== Source information

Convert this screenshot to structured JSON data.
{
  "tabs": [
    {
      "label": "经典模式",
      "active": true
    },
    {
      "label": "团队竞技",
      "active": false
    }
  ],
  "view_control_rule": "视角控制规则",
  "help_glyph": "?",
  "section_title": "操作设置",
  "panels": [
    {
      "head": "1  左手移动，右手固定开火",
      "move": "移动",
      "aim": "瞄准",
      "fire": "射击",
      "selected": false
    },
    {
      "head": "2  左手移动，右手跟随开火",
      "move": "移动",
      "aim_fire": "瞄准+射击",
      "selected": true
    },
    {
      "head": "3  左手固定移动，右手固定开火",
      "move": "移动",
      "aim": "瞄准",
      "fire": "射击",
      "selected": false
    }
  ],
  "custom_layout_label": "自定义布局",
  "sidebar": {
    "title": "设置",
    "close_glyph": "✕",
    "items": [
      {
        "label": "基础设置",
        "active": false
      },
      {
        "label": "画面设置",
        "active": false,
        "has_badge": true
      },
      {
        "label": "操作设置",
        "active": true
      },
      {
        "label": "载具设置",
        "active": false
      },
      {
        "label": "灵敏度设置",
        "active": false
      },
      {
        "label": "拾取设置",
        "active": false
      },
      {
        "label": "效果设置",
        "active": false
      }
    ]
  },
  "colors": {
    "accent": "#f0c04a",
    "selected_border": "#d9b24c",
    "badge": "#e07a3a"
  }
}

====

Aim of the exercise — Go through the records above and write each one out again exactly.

Reply to the exercise —
Convert this screenshot to structured JSON data.
{
  "tabs": [
    {
      "label": "经典模式",
      "active": true
    },
    {
      "label": "团队竞技",
      "active": false
    }
  ],
  "view_control_rule": "视角控制规则",
  "help_glyph": "?",
  "section_title": "操作设置",
  "panels": [
    {
      "head": "1  左手移动，右手固定开火",
      "move": "移动",
      "aim": "瞄准",
      "fire": "射击",
      "selected": false
    },
    {
      "head": "2  左手移动，右手跟随开火",
      "move": "移动",
      "aim_fire": "瞄准+射击",
      "selected": true
    },
    {
      "head": "3  左手固定移动，右手固定开火",
      "move": "移动",
      "aim": "瞄准",
      "fire": "射击",
      "selected": false
    }
  ],
  "custom_layout_label": "自定义布局",
  "sidebar": {
    "title": "设置",
    "close_glyph": "✕",
    "items": [
      {
        "label": "基础设置",
        "active": false
      },
      {
        "label": "画面设置",
        "active": false,
        "has_badge": true
      },
      {
        "label": "操作设置",
        "active": true
      },
      {
        "label": "载具设置",
        "active": false
      },
      {
        "label": "灵敏度设置",
        "active": false
      },
      {
        "label": "拾取设置",
        "active": false
      },
      {
        "label": "效果设置",
        "active": false
      }
    ]
  },
  "colors": {
    "accent": "#f0c04a",
    "selected_border": "#d9b24c",
    "badge": "#e07a3a"
  }
}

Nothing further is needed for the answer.